In tha regard, according to colleagues in the Carter organization, Fallows has performed privately as one who raises dissenting questions inside the inner councils. During the campaign, Fallow wrote a memorandum warning against the gradual process of closing off access to Carter or shunting outside suggestions.When the memo turned up in the press, characterized as "creeping Haldemanism," Fallows got reprimanded.

The last article Fallows wrote for The Texas Monthly awarded candidate Carter the "Exceptional Piety Award" for some of the campaign bilge.

His summary opinion now of the White House staff: "If there are any monsters here, I don't know of them. There are people who are very cunning. There are people who are ruthless. But most of them have at some point what I would call a conscience or a sense of right and wrong."

A White House aide observed wryly of Fallows:

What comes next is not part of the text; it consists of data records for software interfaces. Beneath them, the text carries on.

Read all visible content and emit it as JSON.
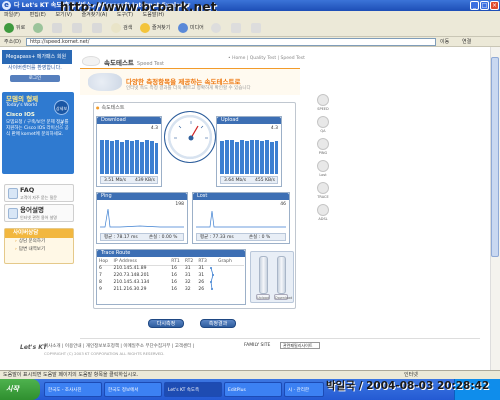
{
  "window": {
    "title": "다 Let's KT 속도 측정서비스 - Microsoft Internet Explorer",
    "watermark": "http://www.bcpark.net"
  },
  "menu": [
    "파일(F)",
    "편집(E)",
    "보기(V)",
    "즐겨찾기(A)",
    "도구(T)",
    "도움말(H)"
  ],
  "toolbar": {
    "back": "뒤로",
    "search": "검색",
    "favorites": "즐겨찾기",
    "media": "미디어"
  },
  "address": {
    "label": "주소(D)",
    "url": "http://speed.kornet.net/",
    "go": "이동",
    "links": "연결"
  },
  "leftnav": {
    "header": "Megapass+ 메가패스 회원",
    "welcome": "사이버센터를 환영합니다.",
    "login": "로그인",
    "promo": {
      "t1": "모뎀의 형제",
      "t1b": "Today's World",
      "t3": "Cisco IOS",
      "t2": "모뎀요청 / 구축/보안 문제 정보를 지원하는 Cisco IOS 라이선스 공식 판매 kornet에 문의하세요.",
      "circle": "상세보기"
    },
    "faq": {
      "title": "FAQ",
      "sub": "고객이 자주 묻는 질문"
    },
    "guide": {
      "title": "용어설명",
      "sub": "인터넷 관련 용어 설명"
    },
    "consult": {
      "title": "사이버상담",
      "items": [
        "상담 문의하기",
        "답변 내역보기"
      ]
    }
  },
  "header": {
    "title": "속도테스트",
    "subtitle": "Speed Test",
    "crumbs": "• Home | Quality Test | Speed Test"
  },
  "banner": {
    "title": "다양한 측정항목을 제공하는 속도테스트로",
    "subtitle": "인터넷 속도 측정 결과를 더욱 빠르고 정확하게 확인할 수 있습니다"
  },
  "panel": {
    "title": "속도테스트"
  },
  "download": {
    "label": "Download",
    "scale": "4.3",
    "speed": "3.51 Mb/s",
    "bytes": "439 KB/s"
  },
  "upload": {
    "label": "Upload",
    "scale": "4.3",
    "speed": "3.64 Mb/s",
    "bytes": "455 KB/s"
  },
  "ping": {
    "label": "Ping",
    "scale": "198",
    "avg": "평균 : 78.17 ms",
    "loss": "손실 : 0.00 %"
  },
  "lost": {
    "label": "Lost",
    "scale": "46",
    "avg": "평균 : 77.33 ms",
    "loss": "손실 : 0 %"
  },
  "trace": {
    "label": "Trace Route",
    "columns": [
      "Hop",
      "IP Address",
      "RT1",
      "RT2",
      "RT3",
      "Graph"
    ],
    "rows": [
      [
        "6",
        "210.145.41.89",
        "16",
        "31",
        "31"
      ],
      [
        "7",
        "220.73.148.201",
        "16",
        "31",
        "31"
      ],
      [
        "8",
        "210.145.43.134",
        "16",
        "32",
        "26"
      ],
      [
        "9",
        "211.216.30.29",
        "16",
        "32",
        "26"
      ]
    ],
    "bar_labels": [
      "Upload",
      "Download"
    ]
  },
  "buttons": {
    "retest": "다시측정",
    "result": "측정결과"
  },
  "right_icons": [
    "SPEED",
    "QA",
    "PING",
    "Lost",
    "TRACE",
    "ADSL"
  ],
  "footer": {
    "logo": "Let's KT",
    "links": "회사소개 | 이용안내 | 개인정보보호정책 | 이메일주소 무단수집거부 | 고객센터 |",
    "copyright": "COPYRIGHT (C) 2003 KT CORPORATION ALL RIGHTS RESERVED.",
    "family": "FAMILY SITE",
    "family_select": "관련패밀리사이트"
  },
  "status": {
    "left": "도움말이 표시되면 도움말 페이지의 도움말 항목을 클릭하십시오.",
    "zone": "인터넷"
  },
  "taskbar": {
    "start": "시작",
    "tasks": [
      "한국도 - 조사사진",
      "한국도 정보에서",
      "Let's KT 속도측",
      "EditPlus",
      "시 - 관리한"
    ],
    "stamp": "박일국 / 2004-08-03 20:28:42"
  }
}
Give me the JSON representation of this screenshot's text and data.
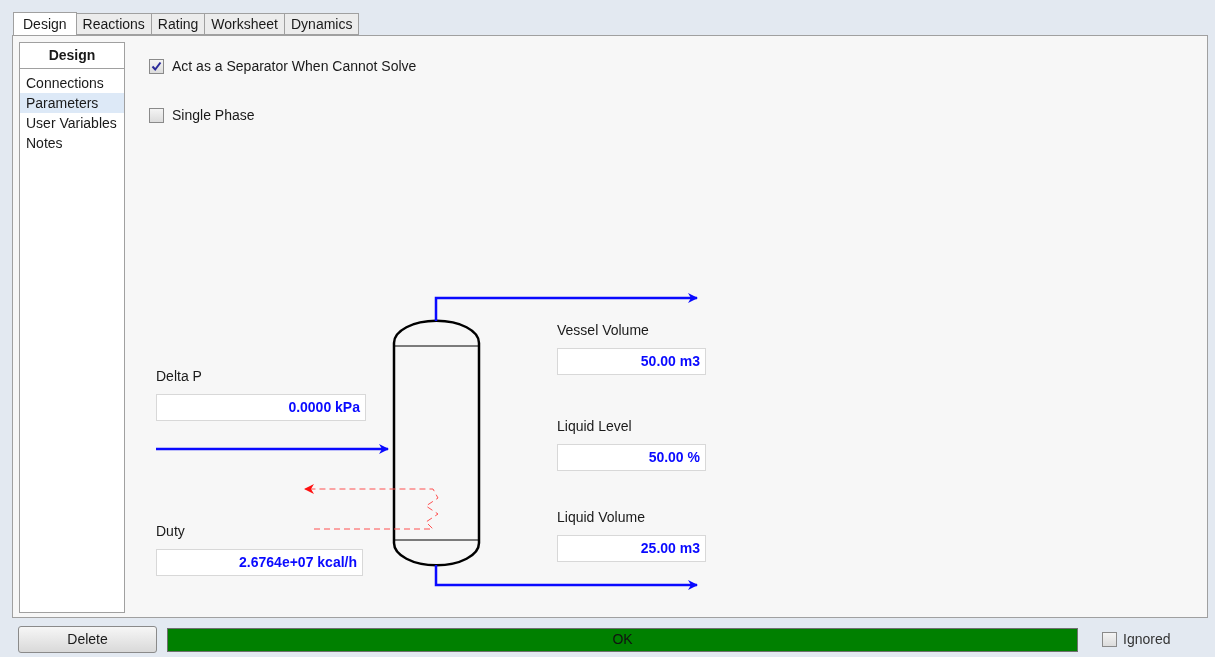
{
  "tabs": [
    {
      "label": "Design",
      "selected": true
    },
    {
      "label": "Reactions",
      "selected": false
    },
    {
      "label": "Rating",
      "selected": false
    },
    {
      "label": "Worksheet",
      "selected": false
    },
    {
      "label": "Dynamics",
      "selected": false
    }
  ],
  "sidebar": {
    "header": "Design",
    "items": [
      {
        "label": "Connections",
        "selected": false
      },
      {
        "label": "Parameters",
        "selected": true
      },
      {
        "label": "User Variables",
        "selected": false
      },
      {
        "label": "Notes",
        "selected": false
      }
    ]
  },
  "options": [
    {
      "label": "Act as a Separator When Cannot Solve",
      "checked": true
    },
    {
      "label": "Single Phase",
      "checked": false
    }
  ],
  "fields": [
    {
      "label": "Delta P",
      "value": "0.0000 kPa"
    },
    {
      "label": "Duty",
      "value": "2.6764e+07 kcal/h"
    },
    {
      "label": "Vessel Volume",
      "value": "50.00 m3"
    },
    {
      "label": "Liquid Level",
      "value": "50.00 %"
    },
    {
      "label": "Liquid Volume",
      "value": "25.00 m3"
    }
  ],
  "footer": {
    "delete_button": "Delete",
    "status": "OK",
    "ignored": {
      "label": "Ignored",
      "checked": false
    }
  }
}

"There are few of us who won't be corrupted, but Jim will be corrupted less than most."

In addition to these other virtues, Fallows is a nice person. This is what everyone says about him. Nice does not always survive in these realms; detachment often gets plowed under in politics.

Still, Fallows does not feel threatened. He has his own well-defined turf and is not interested in poaching. The White House infighting is less intense now than he anticipated, certainly less hectic than what he saw during the campaign. "I may be naive, but I don't feel that I'm part of some sort of Darwinian struggle for life," he said.

Maybe so. Meanwhile, those bureaucratic predators who are tempted to step on this bright young man who is also nice and candid might keep in mind what one of Fallow's close associates pointed out about Jim: "He's a writer and, when writers go back to the typewriter, they're not as nice as they are in person."